Hi there I'm Dr. Sara - congratulations on your soon to be new addition!
Cats are persnickety critters and their social cues can be subtle and complicated. It's best to try to continue your routine as "normally" as possible and make sure you continue to give the same amount (or more) attention to your current cats even when the kitten is present.
It's best to keep the new cat separate from the resident cats for at least a week, just in case the new kitten is carrying anything infectious like an upper respiratory infection. During this time, your new kitten's scent will be around and your resident cats can get used to her. By keeping the new kitten in one room, the resident cats can familiarize themselves with her scent but not have to be face to face with her. After her quarantine is up in a week, you can start the formal introduction process by bringing her out of her room, whilst allowing your resident cats to go into her her room (without actually meeting her). This gives her a chance to explore her new home without being followed or frightened by your resident cats, and it allows the resident cats to get a good sniff of her environment.
It's a flexible process from there, depending on how they all interact with each other. If they seem to get along well, then introduction periods are shorter. Engaging them all in play at one time can be helpful - something like getting them all interested in a laser pointer or a special toy. This is a great ice breaker. If there's any tension, then I'd keep them separate while you're not around until you're confident everyone seems to be OK. They will need some freedom to set up their own hierarchy and social group, so unless there's signs of aggression, I try to just treat them all equal and allow them to work out their social status on their own.

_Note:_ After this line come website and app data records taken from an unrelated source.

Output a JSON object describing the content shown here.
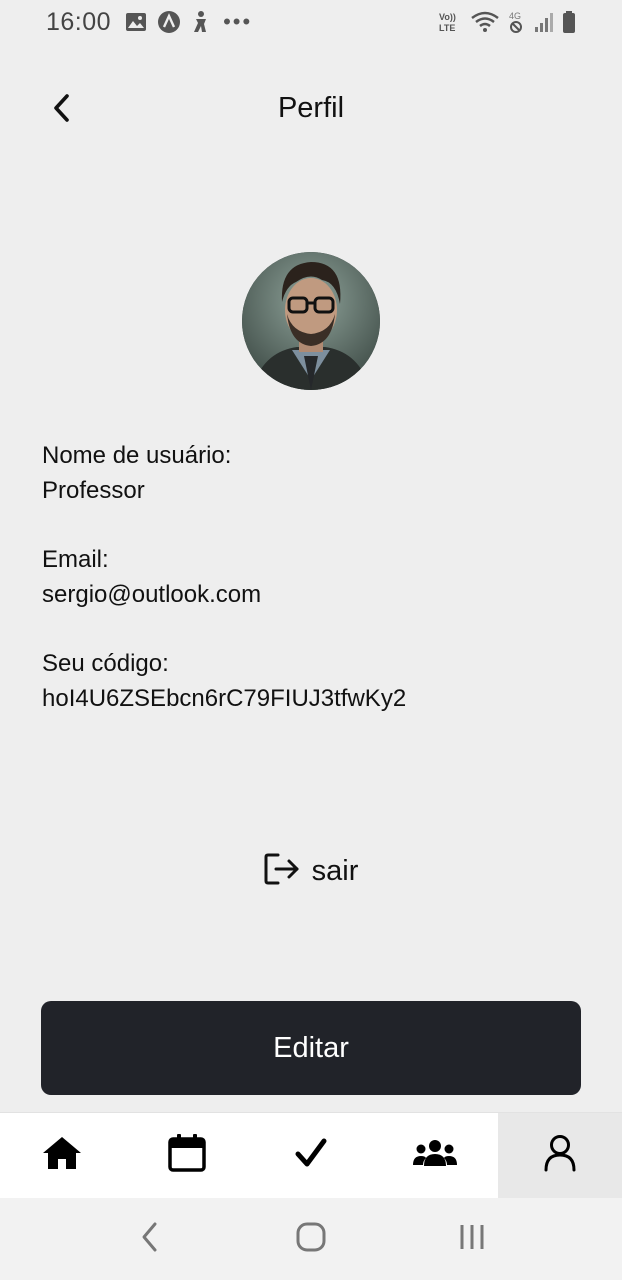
{
  "status_bar": {
    "time": "16:00",
    "dots": "•••",
    "icons_left": [
      "image-icon",
      "app-badge-icon",
      "accessibility-icon"
    ],
    "icons_right": [
      "volte-icon",
      "wifi-icon",
      "4g-signal-icon",
      "signal-bars-icon",
      "battery-icon"
    ],
    "volte_label": "Vo)) LTE",
    "network_label": "4G"
  },
  "header": {
    "title": "Perfil",
    "back_icon": "chevron-left-icon"
  },
  "profile": {
    "username_label": "Nome de usuário:",
    "username_value": "Professor",
    "email_label": "Email:",
    "email_value": "sergio@outlook.com",
    "code_label": "Seu código:",
    "code_value": "hoI4U6ZSEbcn6rC79FIUJ3tfwKy2"
  },
  "logout": {
    "label": "sair",
    "icon": "logout-icon"
  },
  "edit_button": {
    "label": "Editar"
  },
  "tab_bar": {
    "items": [
      {
        "name": "home",
        "icon": "home-icon",
        "active": false
      },
      {
        "name": "calendar",
        "icon": "calendar-icon",
        "active": false
      },
      {
        "name": "tasks",
        "icon": "checkmark-icon",
        "active": false
      },
      {
        "name": "groups",
        "icon": "group-icon",
        "active": false
      },
      {
        "name": "profile",
        "icon": "user-icon",
        "active": true
      }
    ]
  },
  "system_nav": {
    "items": [
      "back-nav-icon",
      "home-nav-icon",
      "recents-nav-icon"
    ]
  },
  "colors": {
    "background": "#eeeeee",
    "button_dark": "#212329",
    "tab_bar_bg": "#ffffff",
    "active_tab_bg": "#e8e8e8",
    "text": "#111111"
  }
}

Here is a link from the ASPCA about introducing new cats: https://www.aspca.org/pet-care/virtual-pet-behaviorist/cat-behavior/introducing-your-cat-new-cat
Please let me know if I can answer any other questions for you :)